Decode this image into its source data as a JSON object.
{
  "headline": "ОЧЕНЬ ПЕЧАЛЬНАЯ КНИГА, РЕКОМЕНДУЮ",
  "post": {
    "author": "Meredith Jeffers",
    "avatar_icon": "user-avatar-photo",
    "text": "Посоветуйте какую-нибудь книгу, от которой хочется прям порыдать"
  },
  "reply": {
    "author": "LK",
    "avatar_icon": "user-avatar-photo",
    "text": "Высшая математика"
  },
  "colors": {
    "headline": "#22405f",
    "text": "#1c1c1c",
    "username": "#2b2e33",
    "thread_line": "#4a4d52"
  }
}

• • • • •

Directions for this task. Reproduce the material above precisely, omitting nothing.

Response to the task.
Decode this image into its source data as a JSON object.
{
  "headline": "ОЧЕНЬ ПЕЧАЛЬНАЯ КНИГА, РЕКОМЕНДУЮ",
  "post": {
    "author": "Meredith Jeffers",
    "avatar_icon": "user-avatar-photo",
    "text": "Посоветуйте какую-нибудь книгу, от которой хочется прям порыдать"
  },
  "reply": {
    "author": "LK",
    "avatar_icon": "user-avatar-photo",
    "text": "Высшая математика"
  },
  "colors": {
    "headline": "#22405f",
    "text": "#1c1c1c",
    "username": "#2b2e33",
    "thread_line": "#4a4d52"
  }
}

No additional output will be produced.